After the first time of updating multiple emails with changes to the footer, I sought a solution for automating that. Time invested in tooling can be a tough sell in some organizations. We’re encouraged to do it because time invested in automating menial tasks pays off in time to think about that which can’t be automated.
A static site generator was able to alleviate the bulk of the problems that I was facing. I chose Jekyll after trying a few. Below are some of the problems I’ve come across, and ways Jekyll offered solutions.

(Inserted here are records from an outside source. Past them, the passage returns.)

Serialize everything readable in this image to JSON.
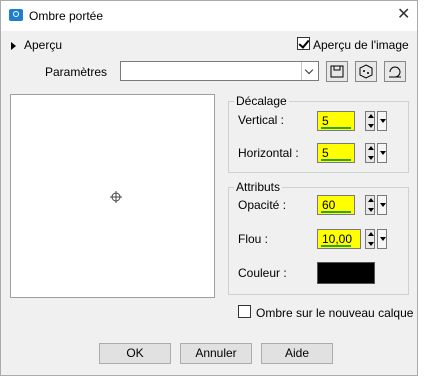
{
  "title": "Ombre portée",
  "close_glyph": "✕",
  "preview_toggle": "Aperçu",
  "preview_image_label": "Aperçu de l'image",
  "params_label": "Paramètres",
  "decalage": {
    "title": "Décalage",
    "vertical_label": "Vertical :",
    "vertical_value": "5",
    "horizontal_label": "Horizontal :",
    "horizontal_value": "5"
  },
  "attributs": {
    "title": "Attributs",
    "opacite_label": "Opacité :",
    "opacite_value": "60",
    "flou_label": "Flou :",
    "flou_value": "10,00",
    "couleur_label": "Couleur :",
    "couleur_value": "#000000"
  },
  "new_layer_label": "Ombre sur le nouveau calque",
  "buttons": {
    "ok": "OK",
    "cancel": "Annuler",
    "help": "Aide"
  },
  "colors": {
    "highlight": "#ffff00",
    "slider": "#2ea02e",
    "accent": "#1e7fd1"
  }
}
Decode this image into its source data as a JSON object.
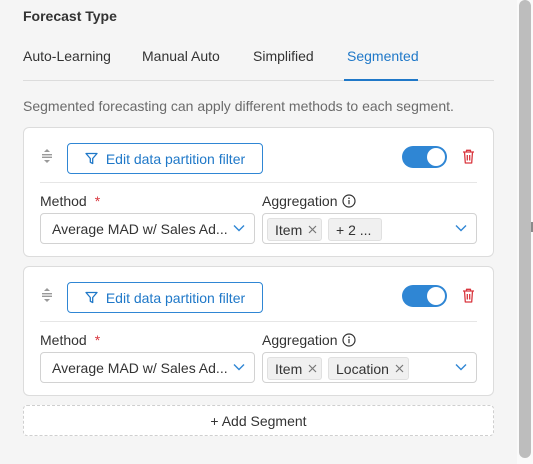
{
  "panel": {
    "title": "Forecast Type",
    "tabs": [
      {
        "label": "Auto-Learning",
        "active": false
      },
      {
        "label": "Manual Auto",
        "active": false
      },
      {
        "label": "Simplified",
        "active": false
      },
      {
        "label": "Segmented",
        "active": true
      }
    ],
    "description": "Segmented forecasting can apply different methods to each segment."
  },
  "segments": [
    {
      "filter_button": "Edit data partition filter",
      "toggle_on": true,
      "method_label": "Method",
      "required_mark": "*",
      "method_value": "Average MAD w/ Sales Ad...",
      "aggregation_label": "Aggregation",
      "aggregation_tags": [
        "Item",
        "+ 2 ..."
      ]
    },
    {
      "filter_button": "Edit data partition filter",
      "toggle_on": true,
      "method_label": "Method",
      "required_mark": "*",
      "method_value": "Average MAD w/ Sales Ad...",
      "aggregation_label": "Aggregation",
      "aggregation_tags": [
        "Item",
        "Location"
      ]
    }
  ],
  "add_segment_label": "+ Add Segment",
  "colors": {
    "accent": "#1f78c8",
    "toggle": "#2f86d4",
    "danger": "#d9363e",
    "background": "#f5f5f5"
  },
  "icons": [
    "drag-handle-icon",
    "filter-icon",
    "trash-icon",
    "info-icon",
    "chevron-down-icon",
    "close-icon"
  ]
}
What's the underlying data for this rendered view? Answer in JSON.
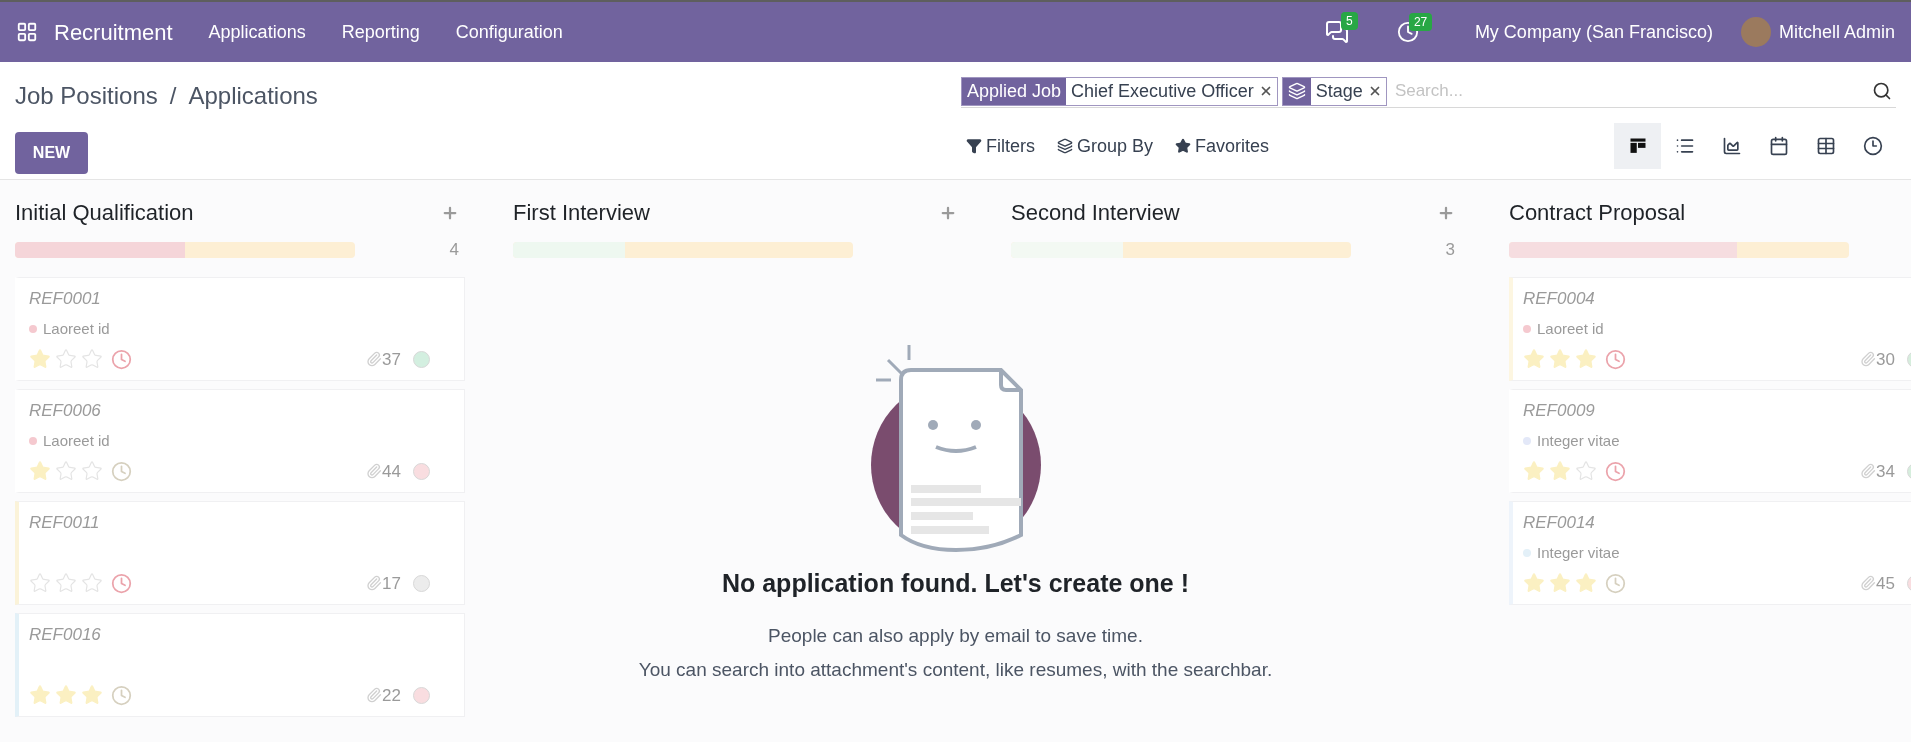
{
  "navbar": {
    "app_name": "Recruitment",
    "menus": [
      "Applications",
      "Reporting",
      "Configuration"
    ],
    "messages_count": "5",
    "activities_count": "27",
    "company": "My Company (San Francisco)",
    "user": "Mitchell Admin"
  },
  "breadcrumb": {
    "parent": "Job Positions",
    "separator": "/",
    "current": "Applications"
  },
  "new_button": "NEW",
  "search": {
    "facets": [
      {
        "kind": "field",
        "label": "Applied Job",
        "value": "Chief Executive Officer"
      },
      {
        "kind": "group",
        "value": "Stage"
      }
    ],
    "placeholder": "Search..."
  },
  "search_options": [
    "Filters",
    "Group By",
    "Favorites"
  ],
  "views": [
    {
      "kind": "kanban",
      "selected": true
    },
    {
      "kind": "list",
      "selected": false
    },
    {
      "kind": "graph",
      "selected": false
    },
    {
      "kind": "calendar",
      "selected": false
    },
    {
      "kind": "pivot",
      "selected": false
    },
    {
      "kind": "activity",
      "selected": false
    }
  ],
  "columns": [
    {
      "title": "Initial Qualification",
      "count": "4",
      "progress": {
        "level": 0.5,
        "color": "#f5d5d9"
      },
      "cards": [
        {
          "ref": "REF0001",
          "tag": {
            "label": "Laoreet id",
            "color": "#f5c9cf"
          },
          "stars": 1,
          "overdue": true,
          "attachments": "37",
          "status": {
            "color": "#d3efe0"
          },
          "color": "#ffffff"
        },
        {
          "ref": "REF0006",
          "tag": {
            "label": "Laoreet id",
            "color": "#f5c9cf"
          },
          "stars": 1,
          "overdue": false,
          "attachments": "44",
          "status": {
            "color": "#f9dde0"
          },
          "color": "#ffffff"
        },
        {
          "ref": "REF0011",
          "stars": 0,
          "overdue": true,
          "attachments": "17",
          "status": {
            "color": "#ececec"
          },
          "color": "#fbf3d9"
        },
        {
          "ref": "REF0016",
          "stars": 3,
          "overdue": false,
          "attachments": "22",
          "status": {
            "color": "#f9dde0"
          },
          "color": "#e3f1f8"
        }
      ]
    },
    {
      "title": "First Interview",
      "progress": {
        "level": 0.33,
        "color": "#eef8f0"
      }
    },
    {
      "title": "Second Interview",
      "count": "3",
      "progress": {
        "level": 0.33,
        "color": "#f3f9f3"
      }
    },
    {
      "title": "Contract Proposal",
      "progress": {
        "level": 0.67,
        "color": "#f6dde0"
      },
      "cards": [
        {
          "ref": "REF0004",
          "tag": {
            "label": "Laoreet id",
            "color": "#f5c9cf"
          },
          "stars": 3,
          "overdue": true,
          "attachments": "30",
          "status": {
            "color": "#d6eedd"
          },
          "color": "#fdf6e1"
        },
        {
          "ref": "REF0009",
          "tag": {
            "label": "Integer vitae",
            "color": "#e3e8f8"
          },
          "stars": 2,
          "overdue": true,
          "attachments": "34",
          "status": {
            "color": "#d6eedd"
          },
          "color": "#ffffff"
        },
        {
          "ref": "REF0014",
          "tag": {
            "label": "Integer vitae",
            "color": "#e3f0f8"
          },
          "stars": 3,
          "overdue": false,
          "attachments": "45",
          "status": {
            "color": "#f9dde0"
          },
          "color": "#eef4fb"
        }
      ]
    }
  ],
  "empty_state": {
    "title": "No application found. Let's create one !",
    "lines": [
      "People can also apply by email to save time.",
      "You can search into attachment's content, like resumes, with the searchbar."
    ]
  }
}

Problem: On occasion, you will need to update every email that you are currently sending. (Think site redesigns, logo updates, social media links, etc.) In my research I haven’t found a service that allows for partial templates, so each email is a unique HTML file. This means that while every email that we send has the same header and many have the same footer, that header and footer code has to be a part of every HTML file. If you’d like to add or change something, the code has to be changed in every file individually.
Solution: Static site generators allow for layouts and includes, so making updates to every file can be done from a single place. Change a link in one file, hit save, and it outputs every file that has that link. You still have to paste all of those files into the service, so this solution is better but not perfect.
Some changes can be done without code, so we store global assets on our own CDN. If our logo or social media logos change, they can be updated in S3 without touching HTML.
INLINE STYLES ADD REDUNDANCY
Problem: Many email clients will not process CSS that is included in the head of an email, which means that CSS has to be inline. Cascading styles are also not well supported in older clients, so nested tables require duplication of styles as well. On top of this redundancy, there’s also the use of HTML tables which add complexity and otherwise unnecessary code. Older email clients do not support CSS positioning, so tables are a necessary evil.
Solution: One of the best ways to reduce redundancy is to store blocks of code as a variable. Jekyll uses Yaml front matter, which can be used to declare variables. I use these to set styles for tables, type, colors, and spacing. This needs to be combined with a code style guide that uses the variables in order to work well. The combo of those two allows for rapidly changing email appearance and reduction of overall code. A bonus of front matter in this scenario is that it is intended to be used for meta information, which can display details about an email and organize them locally.
To write the bloated table code as succinctly as possible, I use Haml. While you don’t need a static site generator for this, there is a Jekyll plugin that handles the preprocessing of the Haml.
Problem: As a team, we recently did a review of every email that we send. Since they have different purposes and content, they are sent via different services. Some files are in MailChimp, some are in Mandrill, and some receive small blocks of code from the Code School app. In order to follow through a flow of emails, you would have to toggle back and forth between the two services and view code in your app.
Solution: The beauty of building offline is that it keeps all of your files in one place. As a team, we can review emails in a flow pretty easily using Jekyll’s local server. It does add complexity to copy changes, in that we typically do them offline and then update the file in the service. The benefit to this is that we keep the whole system in a GitHub repo, so anyone can pull and have all of the emails. While we’re completely happy with MailChimp and Mandrill, Jekyll allows us to easily move templates to other services when necessary. We had to do this for a few recent emails during some Stripe integrations.
The meta information from the front matter comes in really handy for this part. We can display anything that we like on the landing page and create custom views with information about the email itself.
Why just blog about your tools when you can share them? I started a repo called Emayll with the basic organization set up. It’s documented and has some dummy files to put in your own code. In there, you’ll find an explanation of the reasons behind code decisions and how to customize for your needs through variables. In my next post, I’ll break down getting started with a base layout and templates.
Finally, I thought it would be good to share all of the other tools that go into this workflow. We use: Google Drive for planning and copy, Photoshop and Illustrator for design assets, Atom editor for markup, and personal devices combined with Litmus for testing.